Entries from a dataset of interfaces
════════════════════
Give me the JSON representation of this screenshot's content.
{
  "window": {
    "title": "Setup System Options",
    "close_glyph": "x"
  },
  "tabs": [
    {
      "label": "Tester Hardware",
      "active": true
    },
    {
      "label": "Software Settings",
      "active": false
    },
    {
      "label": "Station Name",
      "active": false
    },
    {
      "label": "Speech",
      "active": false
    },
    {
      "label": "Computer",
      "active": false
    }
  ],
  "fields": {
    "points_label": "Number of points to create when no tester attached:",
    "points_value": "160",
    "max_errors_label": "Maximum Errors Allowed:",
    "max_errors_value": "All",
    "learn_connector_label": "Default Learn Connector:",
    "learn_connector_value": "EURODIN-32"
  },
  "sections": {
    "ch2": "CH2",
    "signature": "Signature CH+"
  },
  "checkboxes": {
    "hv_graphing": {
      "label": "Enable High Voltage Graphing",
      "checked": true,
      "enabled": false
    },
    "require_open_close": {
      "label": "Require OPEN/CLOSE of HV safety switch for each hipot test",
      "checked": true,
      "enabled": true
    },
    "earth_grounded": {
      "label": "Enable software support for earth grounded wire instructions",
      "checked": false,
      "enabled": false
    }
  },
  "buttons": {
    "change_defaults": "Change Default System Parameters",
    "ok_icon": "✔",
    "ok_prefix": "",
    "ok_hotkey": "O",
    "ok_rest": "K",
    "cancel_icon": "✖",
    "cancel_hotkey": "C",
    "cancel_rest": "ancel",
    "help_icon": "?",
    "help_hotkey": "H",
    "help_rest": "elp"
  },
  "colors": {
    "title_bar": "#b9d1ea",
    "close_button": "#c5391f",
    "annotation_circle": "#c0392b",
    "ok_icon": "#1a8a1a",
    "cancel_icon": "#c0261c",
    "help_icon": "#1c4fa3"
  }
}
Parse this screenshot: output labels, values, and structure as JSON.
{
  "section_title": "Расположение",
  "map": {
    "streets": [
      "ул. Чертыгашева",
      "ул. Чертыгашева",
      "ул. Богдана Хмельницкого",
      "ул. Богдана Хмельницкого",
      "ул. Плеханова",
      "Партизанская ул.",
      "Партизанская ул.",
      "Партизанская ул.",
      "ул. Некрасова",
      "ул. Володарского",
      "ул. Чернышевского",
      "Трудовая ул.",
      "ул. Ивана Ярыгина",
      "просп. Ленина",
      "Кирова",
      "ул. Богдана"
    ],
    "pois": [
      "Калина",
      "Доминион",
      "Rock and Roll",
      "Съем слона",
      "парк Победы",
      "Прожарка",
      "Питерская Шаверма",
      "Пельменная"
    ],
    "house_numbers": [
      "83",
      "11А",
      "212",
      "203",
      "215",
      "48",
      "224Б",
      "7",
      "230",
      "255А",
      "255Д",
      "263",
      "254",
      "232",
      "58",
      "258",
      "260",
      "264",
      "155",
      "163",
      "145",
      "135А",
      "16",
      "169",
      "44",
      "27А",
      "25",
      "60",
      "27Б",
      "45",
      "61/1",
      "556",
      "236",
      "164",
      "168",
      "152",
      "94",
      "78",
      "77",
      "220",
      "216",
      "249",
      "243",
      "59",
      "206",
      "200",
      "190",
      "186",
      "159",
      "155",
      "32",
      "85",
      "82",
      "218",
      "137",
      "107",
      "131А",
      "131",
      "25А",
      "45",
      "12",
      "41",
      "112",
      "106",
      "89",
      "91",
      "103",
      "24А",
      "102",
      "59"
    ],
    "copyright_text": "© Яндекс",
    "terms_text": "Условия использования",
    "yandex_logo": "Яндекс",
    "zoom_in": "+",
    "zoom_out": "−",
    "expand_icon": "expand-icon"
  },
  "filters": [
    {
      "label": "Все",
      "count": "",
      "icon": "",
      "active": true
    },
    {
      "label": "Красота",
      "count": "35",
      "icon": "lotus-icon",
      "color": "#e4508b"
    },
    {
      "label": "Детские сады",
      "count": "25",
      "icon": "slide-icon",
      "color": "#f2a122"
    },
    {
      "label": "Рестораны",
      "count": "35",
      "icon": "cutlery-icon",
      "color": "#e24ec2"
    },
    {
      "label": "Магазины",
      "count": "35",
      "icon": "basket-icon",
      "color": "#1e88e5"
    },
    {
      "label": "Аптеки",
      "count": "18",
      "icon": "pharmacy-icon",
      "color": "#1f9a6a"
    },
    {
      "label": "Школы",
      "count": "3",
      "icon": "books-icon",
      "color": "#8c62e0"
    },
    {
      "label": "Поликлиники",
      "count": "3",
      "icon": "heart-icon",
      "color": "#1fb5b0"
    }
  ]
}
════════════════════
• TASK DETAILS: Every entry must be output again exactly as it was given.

• COMPLETED EXERCISE:
Give me the JSON representation of this screenshot's content.
{
  "window": {
    "title": "Setup System Options",
    "close_glyph": "x"
  },
  "tabs": [
    {
      "label": "Tester Hardware",
      "active": true
    },
    {
      "label": "Software Settings",
      "active": false
    },
    {
      "label": "Station Name",
      "active": false
    },
    {
      "label": "Speech",
      "active": false
    },
    {
      "label": "Computer",
      "active": false
    }
  ],
  "fields": {
    "points_label": "Number of points to create when no tester attached:",
    "points_value": "160",
    "max_errors_label": "Maximum Errors Allowed:",
    "max_errors_value": "All",
    "learn_connector_label": "Default Learn Connector:",
    "learn_connector_value": "EURODIN-32"
  },
  "sections": {
    "ch2": "CH2",
    "signature": "Signature CH+"
  },
  "checkboxes": {
    "hv_graphing": {
      "label": "Enable High Voltage Graphing",
      "checked": true,
      "enabled": false
    },
    "require_open_close": {
      "label": "Require OPEN/CLOSE of HV safety switch for each hipot test",
      "checked": true,
      "enabled": true
    },
    "earth_grounded": {
      "label": "Enable software support for earth grounded wire instructions",
      "checked": false,
      "enabled": false
    }
  },
  "buttons": {
    "change_defaults": "Change Default System Parameters",
    "ok_icon": "✔",
    "ok_prefix": "",
    "ok_hotkey": "O",
    "ok_rest": "K",
    "cancel_icon": "✖",
    "cancel_hotkey": "C",
    "cancel_rest": "ancel",
    "help_icon": "?",
    "help_hotkey": "H",
    "help_rest": "elp"
  },
  "colors": {
    "title_bar": "#b9d1ea",
    "close_button": "#c5391f",
    "annotation_circle": "#c0392b",
    "ok_icon": "#1a8a1a",
    "cancel_icon": "#c0261c",
    "help_icon": "#1c4fa3"
  }
}
Parse this screenshot: output labels, values, and structure as JSON.
{
  "section_title": "Расположение",
  "map": {
    "streets": [
      "ул. Чертыгашева",
      "ул. Чертыгашева",
      "ул. Богдана Хмельницкого",
      "ул. Богдана Хмельницкого",
      "ул. Плеханова",
      "Партизанская ул.",
      "Партизанская ул.",
      "Партизанская ул.",
      "ул. Некрасова",
      "ул. Володарского",
      "ул. Чернышевского",
      "Трудовая ул.",
      "ул. Ивана Ярыгина",
      "просп. Ленина",
      "Кирова",
      "ул. Богдана"
    ],
    "pois": [
      "Калина",
      "Доминион",
      "Rock and Roll",
      "Съем слона",
      "парк Победы",
      "Прожарка",
      "Питерская Шаверма",
      "Пельменная"
    ],
    "house_numbers": [
      "83",
      "11А",
      "212",
      "203",
      "215",
      "48",
      "224Б",
      "7",
      "230",
      "255А",
      "255Д",
      "263",
      "254",
      "232",
      "58",
      "258",
      "260",
      "264",
      "155",
      "163",
      "145",
      "135А",
      "16",
      "169",
      "44",
      "27А",
      "25",
      "60",
      "27Б",
      "45",
      "61/1",
      "556",
      "236",
      "164",
      "168",
      "152",
      "94",
      "78",
      "77",
      "220",
      "216",
      "249",
      "243",
      "59",
      "206",
      "200",
      "190",
      "186",
      "159",
      "155",
      "32",
      "85",
      "82",
      "218",
      "137",
      "107",
      "131А",
      "131",
      "25А",
      "45",
      "12",
      "41",
      "112",
      "106",
      "89",
      "91",
      "103",
      "24А",
      "102",
      "59"
    ],
    "copyright_text": "© Яндекс",
    "terms_text": "Условия использования",
    "yandex_logo": "Яндекс",
    "zoom_in": "+",
    "zoom_out": "−",
    "expand_icon": "expand-icon"
  },
  "filters": [
    {
      "label": "Все",
      "count": "",
      "icon": "",
      "active": true
    },
    {
      "label": "Красота",
      "count": "35",
      "icon": "lotus-icon",
      "color": "#e4508b"
    },
    {
      "label": "Детские сады",
      "count": "25",
      "icon": "slide-icon",
      "color": "#f2a122"
    },
    {
      "label": "Рестораны",
      "count": "35",
      "icon": "cutlery-icon",
      "color": "#e24ec2"
    },
    {
      "label": "Магазины",
      "count": "35",
      "icon": "basket-icon",
      "color": "#1e88e5"
    },
    {
      "label": "Аптеки",
      "count": "18",
      "icon": "pharmacy-icon",
      "color": "#1f9a6a"
    },
    {
      "label": "Школы",
      "count": "3",
      "icon": "books-icon",
      "color": "#8c62e0"
    },
    {
      "label": "Поликлиники",
      "count": "3",
      "icon": "heart-icon",
      "color": "#1fb5b0"
    }
  ]
}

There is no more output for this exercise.